Mueller started young. He first competed at the 1990 World Rowing Junior Championships in the men’s single where he finished third. Two years later, at 20-years-old, he was at his first Olympic Games in the men’s single finishing twelfth.

Just four years later, Mueller was on top of the podium at the Atlanta Olympic Games in 1996. The victory was only slightly sweet. As Mueller recounts, “shortly after breaking the Olympic record and winning gold, I thought of my father who did not get to watch it happen live.”

Over time, Mueller realised his favourite memory came in the form of a silver medal at the 2000 Sydney Olympics. “Sharing my Olympic silver medal victory with my family in Australia,” remembers Mueller. “Crying and laughing after rowing in front of the grandstand and recognising people who had known me as a kid and having witnessed me overcoming my greatest challenge in rowing.”

Mueller retired shortly after the 2000 Olympic Games, but he looks back fondly on the time he spent rowing internationally.

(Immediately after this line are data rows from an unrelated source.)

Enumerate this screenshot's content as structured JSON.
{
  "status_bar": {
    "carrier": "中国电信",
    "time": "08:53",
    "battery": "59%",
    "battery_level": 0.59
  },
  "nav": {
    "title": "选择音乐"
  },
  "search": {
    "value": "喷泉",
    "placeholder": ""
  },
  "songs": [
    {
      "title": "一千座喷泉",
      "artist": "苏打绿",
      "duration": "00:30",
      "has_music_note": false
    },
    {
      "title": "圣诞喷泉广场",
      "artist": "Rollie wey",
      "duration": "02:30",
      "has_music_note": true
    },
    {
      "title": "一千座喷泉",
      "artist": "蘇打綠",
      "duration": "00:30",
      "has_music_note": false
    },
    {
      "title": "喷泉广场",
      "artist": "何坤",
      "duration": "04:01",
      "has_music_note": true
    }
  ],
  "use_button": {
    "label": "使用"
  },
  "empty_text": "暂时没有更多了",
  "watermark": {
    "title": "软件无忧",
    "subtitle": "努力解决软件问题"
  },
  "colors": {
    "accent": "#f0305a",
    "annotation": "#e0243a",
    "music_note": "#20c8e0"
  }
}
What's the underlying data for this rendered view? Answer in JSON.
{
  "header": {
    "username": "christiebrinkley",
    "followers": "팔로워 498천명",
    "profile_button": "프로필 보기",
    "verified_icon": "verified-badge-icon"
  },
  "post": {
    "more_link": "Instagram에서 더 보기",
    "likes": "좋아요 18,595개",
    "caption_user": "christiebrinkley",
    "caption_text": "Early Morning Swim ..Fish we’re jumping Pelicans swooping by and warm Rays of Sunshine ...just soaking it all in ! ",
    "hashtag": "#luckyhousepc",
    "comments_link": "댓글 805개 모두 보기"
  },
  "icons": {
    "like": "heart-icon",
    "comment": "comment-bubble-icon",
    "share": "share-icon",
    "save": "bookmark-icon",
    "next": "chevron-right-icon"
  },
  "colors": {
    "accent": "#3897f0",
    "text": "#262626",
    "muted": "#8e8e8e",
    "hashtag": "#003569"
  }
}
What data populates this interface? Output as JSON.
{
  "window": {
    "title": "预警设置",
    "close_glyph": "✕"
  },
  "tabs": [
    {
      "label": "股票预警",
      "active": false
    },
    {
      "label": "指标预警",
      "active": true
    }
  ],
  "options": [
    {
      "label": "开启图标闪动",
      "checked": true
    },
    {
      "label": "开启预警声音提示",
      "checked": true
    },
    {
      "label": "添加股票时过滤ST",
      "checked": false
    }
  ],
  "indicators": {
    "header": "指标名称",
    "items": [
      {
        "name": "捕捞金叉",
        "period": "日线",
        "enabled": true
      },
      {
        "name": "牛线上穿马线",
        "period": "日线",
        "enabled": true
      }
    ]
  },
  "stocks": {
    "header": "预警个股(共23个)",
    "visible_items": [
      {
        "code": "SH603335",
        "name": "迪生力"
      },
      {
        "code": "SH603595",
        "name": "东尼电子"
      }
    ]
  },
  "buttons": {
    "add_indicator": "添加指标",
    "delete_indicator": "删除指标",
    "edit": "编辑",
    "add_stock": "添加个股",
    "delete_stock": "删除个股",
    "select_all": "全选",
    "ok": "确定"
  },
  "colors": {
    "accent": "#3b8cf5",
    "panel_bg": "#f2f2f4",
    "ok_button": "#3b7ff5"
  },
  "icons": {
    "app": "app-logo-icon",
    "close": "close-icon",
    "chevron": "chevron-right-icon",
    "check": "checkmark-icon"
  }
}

“I think back about optimal efficiency, gliding during races and while training on glassy water, during clear rays or foggy winter days. I hear the voices of my coaches, reminding me how to remain efficient, to hit the gold medal standard times at different stroke rates. I loved the endless training sessions that gave me a sense of freedom,” Mueller says.

Since his time training, Mueller says life has changed dramatically. He now lives in California, USA and coaches rowing at Newport Beach and worldwide online. He has married and became the father of four children.

“All the energy I had when I was competitive that was laser focused on moving the 14.5 kg needle I sat on to glide as fast as possible, is now redirected to staying healthy, being there for my family and making others reach their rowing dreams,” says Mueller.

Mueller stays active, rowing mostly on a WaterRower (indoor rowing machine), just to keep healthy. He also swims and uses resistance training. But his real goal is to help young rowers around the world achieve their dreams. He attributes his success to being coached by some of the world’s top coaches. His biggest advice to young rowers is to find the right coaching information.

“Understanding technique and training intensities is what brings an athlete to the highest echelons of competition,” Mueller says.

But Mueller also recognises the need to help the sport and its athletes moving forward.

“Love it or hate it, it is good for the health of our sport that we are not overtaken by corporate money,” he says.

Mueller realises that this can make it difficult for athletes training full-time to have sufficient income.

“Athletes need to have enough income to build a family while they are competitively rowing. At the same time, we need to make sure that another career is built in tandem so that the end of the competitive career does not become an earth-shattering event.”

Looking back to his own retirement from rowing and forward to his future, Mueller acknowledges his family’s support. “My wife has the patience of a saint,” he says. “She is the reason why my kids love being a family.”

And Mueller says he has no regrets. “I am where I am because of the steps I took. I am happy where I am. There is still a lot to do. I go to bed at night and my last thought before I fall asleep is the opportunity the new day has.”